- About this exercise -
Across all the records below, count the lines that hold "TitleBlockTable". State only that figure.

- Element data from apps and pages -
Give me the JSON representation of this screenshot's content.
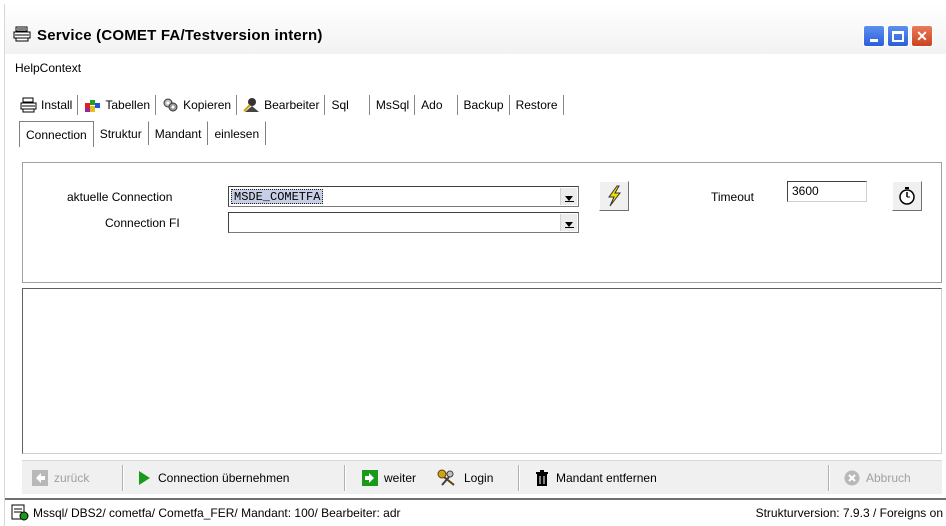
{
  "window": {
    "title": "Service (COMET FA/Testversion intern)",
    "title_icon": "printer-icon"
  },
  "menu": {
    "items": [
      "HelpContext"
    ]
  },
  "main_tabs": [
    {
      "label": "Install",
      "icon": "install-icon"
    },
    {
      "label": "Tabellen",
      "icon": "tables-icon"
    },
    {
      "label": "Kopieren",
      "icon": "copy-icon"
    },
    {
      "label": "Bearbeiter",
      "icon": "user-edit-icon"
    },
    {
      "label": "Sql"
    },
    {
      "label": "MsSql"
    },
    {
      "label": "Ado"
    },
    {
      "label": "Backup"
    },
    {
      "label": "Restore"
    }
  ],
  "sub_tabs": [
    {
      "label": "Connection",
      "active": true
    },
    {
      "label": "Struktur"
    },
    {
      "label": "Mandant"
    },
    {
      "label": "einlesen"
    }
  ],
  "connection": {
    "current_label": "aktuelle Connection",
    "current_value": "MSDE_COMETFA",
    "fi_label": "Connection FI",
    "fi_value": "",
    "timeout_label": "Timeout",
    "timeout_value": "3600"
  },
  "buttons": {
    "back": "zurück",
    "apply": "Connection übernehmen",
    "next": "weiter",
    "login": "Login",
    "remove_mandant": "Mandant entfernen",
    "cancel": "Abbruch"
  },
  "status": {
    "left": "Mssql/ DBS2/ cometfa/ Cometfa_FER/ Mandant: 100/ Bearbeiter: adr",
    "right": "Strukturversion: 7.9.3 / Foreigns on"
  },
  "colors": {
    "title_min_max": "#2b5fd9",
    "title_close": "#c9431f",
    "selection": "#c7cfe6",
    "apply_green": "#1a9a1a",
    "lightning": "#e8e000"
  }
}
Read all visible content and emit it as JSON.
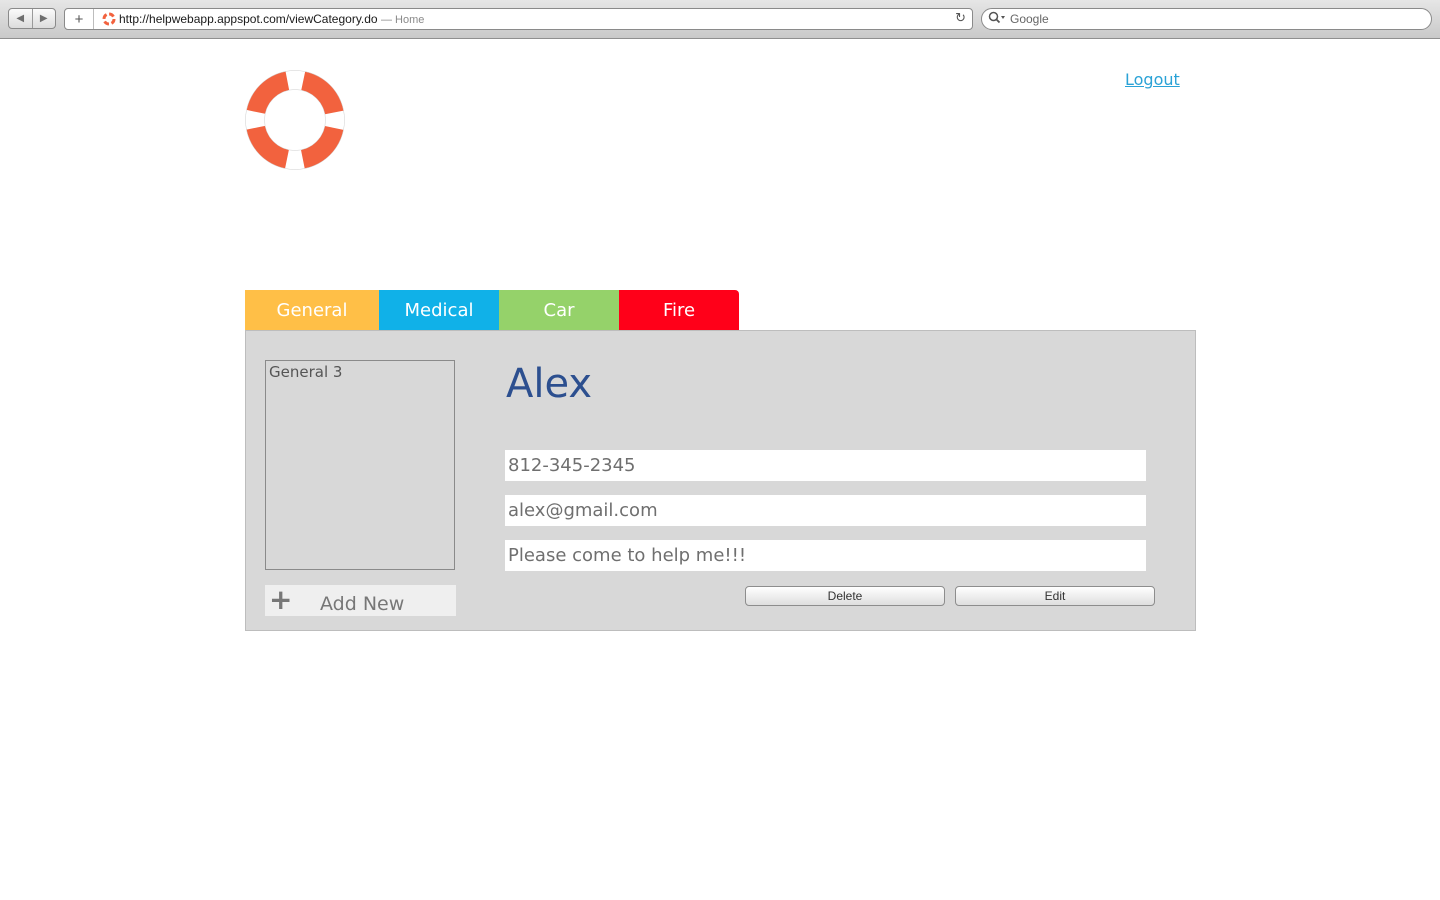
{
  "browser": {
    "url": "http://helpwebapp.appspot.com/viewCategory.do",
    "page_title": "— Home",
    "search_placeholder": "Google",
    "back_icon": "◀",
    "forward_icon": "▶",
    "add_icon": "+",
    "reload_icon": "↻"
  },
  "header": {
    "logout_label": "Logout",
    "logo_colors": {
      "primary": "#f2623e",
      "secondary": "#ffffff"
    }
  },
  "tabs": [
    {
      "label": "General",
      "color": "#ffbf47"
    },
    {
      "label": "Medical",
      "color": "#10b1e8"
    },
    {
      "label": "Car",
      "color": "#95d26a"
    },
    {
      "label": "Fire",
      "color": "#ff0019"
    }
  ],
  "sidebar": {
    "items": [
      {
        "label": "General 3"
      }
    ],
    "add_new_label": "Add New",
    "add_new_icon": "+"
  },
  "contact": {
    "name": "Alex",
    "phone": "812-345-2345",
    "email": "alex@gmail.com",
    "message": "Please come to help me!!!"
  },
  "actions": {
    "delete_label": "Delete",
    "edit_label": "Edit"
  }
}
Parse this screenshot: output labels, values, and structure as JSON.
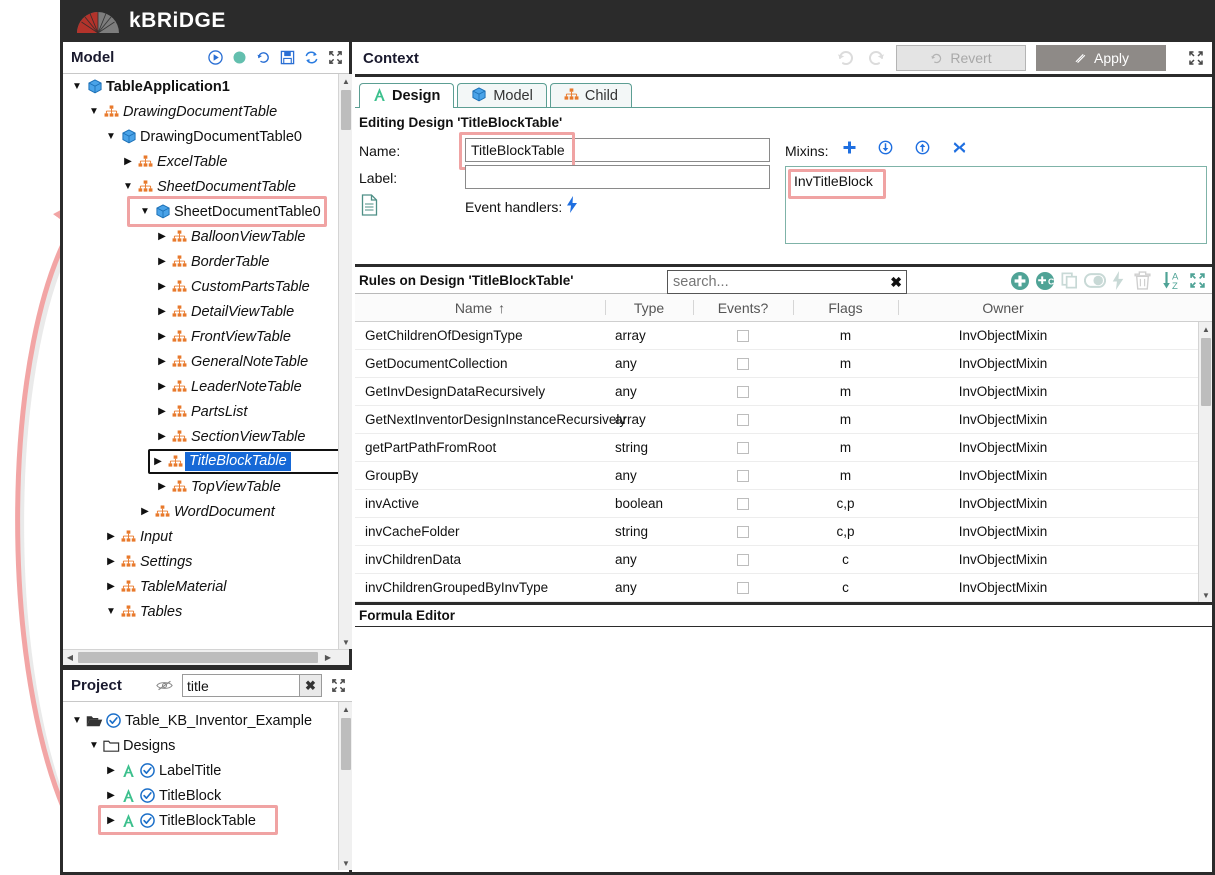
{
  "app": {
    "logo_text": "kBRiDGE"
  },
  "model_panel": {
    "title": "Model",
    "tools": [
      {
        "name": "run-icon",
        "glyph": "▶"
      },
      {
        "name": "status-dot-icon",
        "glyph": "●"
      },
      {
        "name": "history-icon",
        "glyph": "↺"
      },
      {
        "name": "save-icon",
        "glyph": "💾"
      },
      {
        "name": "refresh-icon",
        "glyph": "↻"
      },
      {
        "name": "expand-icon",
        "glyph": "⬌"
      }
    ],
    "tree": [
      {
        "label": "TableApplication1",
        "depth": 0,
        "caret": "down",
        "icon": "cube",
        "style": "bold"
      },
      {
        "label": "DrawingDocumentTable",
        "depth": 1,
        "caret": "down",
        "icon": "org",
        "style": "italic"
      },
      {
        "label": "DrawingDocumentTable0",
        "depth": 2,
        "caret": "down",
        "icon": "cube",
        "style": "plain"
      },
      {
        "label": "ExcelTable",
        "depth": 3,
        "caret": "right",
        "icon": "org",
        "style": "italic"
      },
      {
        "label": "SheetDocumentTable",
        "depth": 3,
        "caret": "down",
        "icon": "org",
        "style": "italic"
      },
      {
        "label": "SheetDocumentTable0",
        "depth": 4,
        "caret": "down",
        "icon": "cube",
        "style": "plain",
        "highlight": true
      },
      {
        "label": "BalloonViewTable",
        "depth": 5,
        "caret": "right",
        "icon": "org",
        "style": "italic"
      },
      {
        "label": "BorderTable",
        "depth": 5,
        "caret": "right",
        "icon": "org",
        "style": "italic"
      },
      {
        "label": "CustomPartsTable",
        "depth": 5,
        "caret": "right",
        "icon": "org",
        "style": "italic"
      },
      {
        "label": "DetailViewTable",
        "depth": 5,
        "caret": "right",
        "icon": "org",
        "style": "italic"
      },
      {
        "label": "FrontViewTable",
        "depth": 5,
        "caret": "right",
        "icon": "org",
        "style": "italic"
      },
      {
        "label": "GeneralNoteTable",
        "depth": 5,
        "caret": "right",
        "icon": "org",
        "style": "italic"
      },
      {
        "label": "LeaderNoteTable",
        "depth": 5,
        "caret": "right",
        "icon": "org",
        "style": "italic"
      },
      {
        "label": "PartsList",
        "depth": 5,
        "caret": "right",
        "icon": "org",
        "style": "italic"
      },
      {
        "label": "SectionViewTable",
        "depth": 5,
        "caret": "right",
        "icon": "org",
        "style": "italic"
      },
      {
        "label": "TitleBlockTable",
        "depth": 5,
        "caret": "right",
        "icon": "org",
        "style": "italic",
        "selected": true
      },
      {
        "label": "TopViewTable",
        "depth": 5,
        "caret": "right",
        "icon": "org",
        "style": "italic"
      },
      {
        "label": "WordDocument",
        "depth": 4,
        "caret": "right",
        "icon": "org",
        "style": "italic"
      },
      {
        "label": "Input",
        "depth": 2,
        "caret": "right",
        "icon": "org",
        "style": "italic"
      },
      {
        "label": "Settings",
        "depth": 2,
        "caret": "right",
        "icon": "org",
        "style": "italic"
      },
      {
        "label": "TableMaterial",
        "depth": 2,
        "caret": "right",
        "icon": "org",
        "style": "italic"
      },
      {
        "label": "Tables",
        "depth": 2,
        "caret": "down",
        "icon": "org",
        "style": "italic"
      }
    ]
  },
  "project_panel": {
    "title": "Project",
    "eye_icon": "hide-icon",
    "search_value": "title",
    "search_placeholder": "",
    "clear_label": "✖",
    "expand_icon": "expand-icon",
    "tree": [
      {
        "label": "Table_KB_Inventor_Example",
        "depth": 0,
        "caret": "down",
        "icon": "folder-open",
        "check": true
      },
      {
        "label": "Designs",
        "depth": 1,
        "caret": "down",
        "icon": "folder",
        "check": false
      },
      {
        "label": "LabelTitle",
        "depth": 2,
        "caret": "right",
        "icon": "design-a",
        "check": true
      },
      {
        "label": "TitleBlock",
        "depth": 2,
        "caret": "right",
        "icon": "design-a",
        "check": true
      },
      {
        "label": "TitleBlockTable",
        "depth": 2,
        "caret": "right",
        "icon": "design-a",
        "check": true,
        "highlight": true
      }
    ]
  },
  "context": {
    "title": "Context",
    "undo_icon": "undo-icon",
    "redo_icon": "redo-icon",
    "revert_label": "Revert",
    "apply_label": "Apply",
    "expand_icon": "expand-icon",
    "tabs": [
      {
        "label": "Design",
        "icon": "design-a-icon",
        "active": true
      },
      {
        "label": "Model",
        "icon": "cube-icon",
        "active": false
      },
      {
        "label": "Child",
        "icon": "org-icon",
        "active": false
      }
    ],
    "editing_line": "Editing Design 'TitleBlockTable'",
    "form": {
      "name_label": "Name:",
      "name_value": "TitleBlockTable",
      "label_label": "Label:",
      "label_value": "",
      "doc_icon": "document-icon",
      "event_handlers_label": "Event handlers:",
      "event_handlers_icon": "lightning-icon",
      "mixins_label": "Mixins:",
      "mixins_tools": [
        {
          "name": "add-mixin-icon",
          "glyph": "✚"
        },
        {
          "name": "move-down-icon",
          "glyph": "↓"
        },
        {
          "name": "move-up-icon",
          "glyph": "↑"
        },
        {
          "name": "remove-mixin-icon",
          "glyph": "✖"
        }
      ],
      "mixins_items": [
        "InvTitleBlock"
      ]
    }
  },
  "rules": {
    "title": "Rules on Design 'TitleBlockTable'",
    "search_placeholder": "search...",
    "search_value": "",
    "search_clear": "✖",
    "tools": [
      {
        "name": "add-rule-icon",
        "glyph": "+"
      },
      {
        "name": "add-child-rule-icon",
        "glyph": "+C"
      },
      {
        "name": "copy-rule-icon",
        "glyph": "copy"
      },
      {
        "name": "toggle-rule-icon",
        "glyph": "toggle"
      },
      {
        "name": "event-rule-icon",
        "glyph": "bolt"
      },
      {
        "name": "delete-rule-icon",
        "glyph": "trash"
      },
      {
        "name": "sort-az-icon",
        "glyph": "AZ"
      },
      {
        "name": "expand-icon",
        "glyph": "expand"
      }
    ],
    "columns": [
      {
        "label": "Name",
        "sort": "↑"
      },
      {
        "label": "Type",
        "sort": ""
      },
      {
        "label": "Events?",
        "sort": ""
      },
      {
        "label": "Flags",
        "sort": ""
      },
      {
        "label": "Owner",
        "sort": ""
      }
    ],
    "rows": [
      {
        "name": "GetChildrenOfDesignType",
        "type": "array",
        "events": false,
        "flags": "m",
        "owner": "InvObjectMixin"
      },
      {
        "name": "GetDocumentCollection",
        "type": "any",
        "events": false,
        "flags": "m",
        "owner": "InvObjectMixin"
      },
      {
        "name": "GetInvDesignDataRecursively",
        "type": "any",
        "events": false,
        "flags": "m",
        "owner": "InvObjectMixin"
      },
      {
        "name": "GetNextInventorDesignInstanceRecursively",
        "type": "array",
        "events": false,
        "flags": "m",
        "owner": "InvObjectMixin"
      },
      {
        "name": "getPartPathFromRoot",
        "type": "string",
        "events": false,
        "flags": "m",
        "owner": "InvObjectMixin"
      },
      {
        "name": "GroupBy",
        "type": "any",
        "events": false,
        "flags": "m",
        "owner": "InvObjectMixin"
      },
      {
        "name": "invActive",
        "type": "boolean",
        "events": false,
        "flags": "c,p",
        "owner": "InvObjectMixin"
      },
      {
        "name": "invCacheFolder",
        "type": "string",
        "events": false,
        "flags": "c,p",
        "owner": "InvObjectMixin"
      },
      {
        "name": "invChildrenData",
        "type": "any",
        "events": false,
        "flags": "c",
        "owner": "InvObjectMixin"
      },
      {
        "name": "invChildrenGroupedByInvType",
        "type": "any",
        "events": false,
        "flags": "c",
        "owner": "InvObjectMixin"
      }
    ]
  },
  "formula_editor": {
    "title": "Formula Editor",
    "content": ""
  },
  "colors": {
    "accent_teal": "#4fa396",
    "highlight_pink": "#f0a3a3",
    "selection_blue": "#1668d6",
    "tree_icon_orange": "#e8792b",
    "titlebar": "#2b2b2b"
  }
}
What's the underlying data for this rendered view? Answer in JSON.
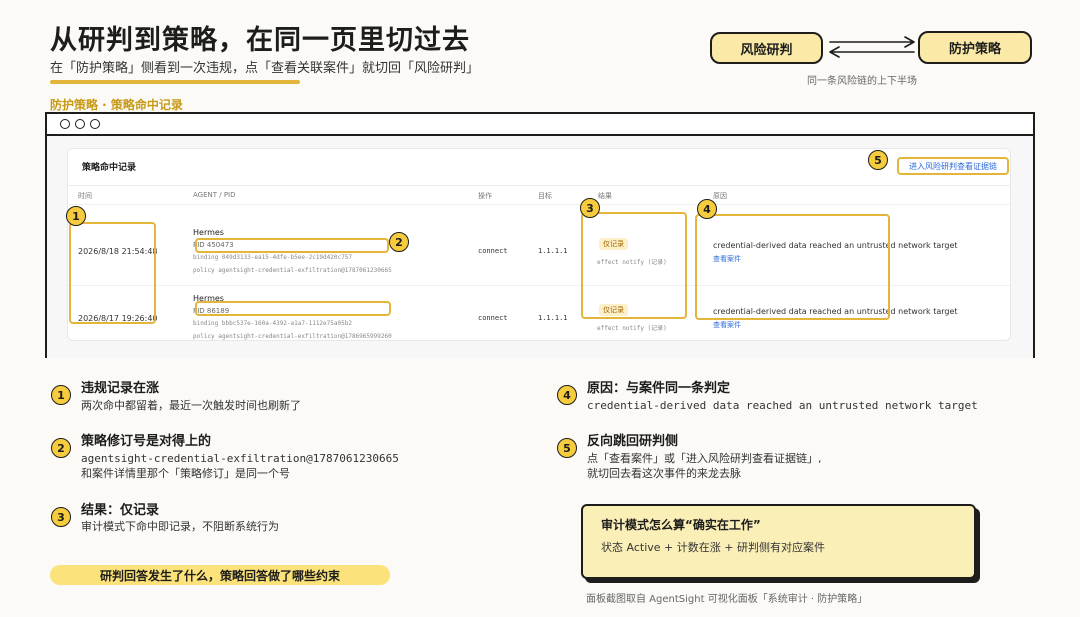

- Answer box -
5